> Provided information
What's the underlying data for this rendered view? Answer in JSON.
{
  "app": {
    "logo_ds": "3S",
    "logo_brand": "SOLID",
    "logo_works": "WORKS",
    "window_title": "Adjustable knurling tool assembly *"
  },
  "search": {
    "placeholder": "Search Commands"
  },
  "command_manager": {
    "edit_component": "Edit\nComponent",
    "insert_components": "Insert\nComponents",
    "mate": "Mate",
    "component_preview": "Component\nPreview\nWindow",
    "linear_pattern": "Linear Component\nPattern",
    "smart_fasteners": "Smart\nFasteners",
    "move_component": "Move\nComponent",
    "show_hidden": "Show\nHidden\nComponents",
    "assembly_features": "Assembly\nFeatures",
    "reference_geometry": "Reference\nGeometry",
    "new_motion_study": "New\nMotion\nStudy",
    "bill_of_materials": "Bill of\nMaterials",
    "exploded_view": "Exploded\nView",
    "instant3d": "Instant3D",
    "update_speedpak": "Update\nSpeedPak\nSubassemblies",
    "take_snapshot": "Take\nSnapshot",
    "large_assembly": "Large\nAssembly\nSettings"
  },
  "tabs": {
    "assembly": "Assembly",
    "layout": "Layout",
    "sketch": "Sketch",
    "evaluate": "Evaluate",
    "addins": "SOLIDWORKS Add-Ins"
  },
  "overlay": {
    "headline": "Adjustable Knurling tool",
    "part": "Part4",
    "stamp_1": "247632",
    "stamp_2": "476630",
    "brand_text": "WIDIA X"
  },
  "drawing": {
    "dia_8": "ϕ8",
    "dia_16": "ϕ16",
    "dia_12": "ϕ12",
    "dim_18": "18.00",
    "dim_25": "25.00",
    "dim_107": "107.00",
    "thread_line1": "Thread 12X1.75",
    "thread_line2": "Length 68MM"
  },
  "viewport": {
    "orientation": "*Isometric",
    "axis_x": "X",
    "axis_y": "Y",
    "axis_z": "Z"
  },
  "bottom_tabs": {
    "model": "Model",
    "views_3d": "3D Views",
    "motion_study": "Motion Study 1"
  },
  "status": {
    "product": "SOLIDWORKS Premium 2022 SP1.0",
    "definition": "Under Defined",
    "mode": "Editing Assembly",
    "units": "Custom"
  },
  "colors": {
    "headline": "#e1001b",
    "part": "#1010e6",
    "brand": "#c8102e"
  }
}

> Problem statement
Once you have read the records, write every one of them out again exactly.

> Solution
What's the underlying data for this rendered view? Answer in JSON.
{
  "app": {
    "logo_ds": "3S",
    "logo_brand": "SOLID",
    "logo_works": "WORKS",
    "window_title": "Adjustable knurling tool assembly *"
  },
  "search": {
    "placeholder": "Search Commands"
  },
  "command_manager": {
    "edit_component": "Edit\nComponent",
    "insert_components": "Insert\nComponents",
    "mate": "Mate",
    "component_preview": "Component\nPreview\nWindow",
    "linear_pattern": "Linear Component\nPattern",
    "smart_fasteners": "Smart\nFasteners",
    "move_component": "Move\nComponent",
    "show_hidden": "Show\nHidden\nComponents",
    "assembly_features": "Assembly\nFeatures",
    "reference_geometry": "Reference\nGeometry",
    "new_motion_study": "New\nMotion\nStudy",
    "bill_of_materials": "Bill of\nMaterials",
    "exploded_view": "Exploded\nView",
    "instant3d": "Instant3D",
    "update_speedpak": "Update\nSpeedPak\nSubassemblies",
    "take_snapshot": "Take\nSnapshot",
    "large_assembly": "Large\nAssembly\nSettings"
  },
  "tabs": {
    "assembly": "Assembly",
    "layout": "Layout",
    "sketch": "Sketch",
    "evaluate": "Evaluate",
    "addins": "SOLIDWORKS Add-Ins"
  },
  "overlay": {
    "headline": "Adjustable Knurling tool",
    "part": "Part4",
    "stamp_1": "247632",
    "stamp_2": "476630",
    "brand_text": "WIDIA X"
  },
  "drawing": {
    "dia_8": "ϕ8",
    "dia_16": "ϕ16",
    "dia_12": "ϕ12",
    "dim_18": "18.00",
    "dim_25": "25.00",
    "dim_107": "107.00",
    "thread_line1": "Thread 12X1.75",
    "thread_line2": "Length 68MM"
  },
  "viewport": {
    "orientation": "*Isometric",
    "axis_x": "X",
    "axis_y": "Y",
    "axis_z": "Z"
  },
  "bottom_tabs": {
    "model": "Model",
    "views_3d": "3D Views",
    "motion_study": "Motion Study 1"
  },
  "status": {
    "product": "SOLIDWORKS Premium 2022 SP1.0",
    "definition": "Under Defined",
    "mode": "Editing Assembly",
    "units": "Custom"
  },
  "colors": {
    "headline": "#e1001b",
    "part": "#1010e6",
    "brand": "#c8102e"
  }
}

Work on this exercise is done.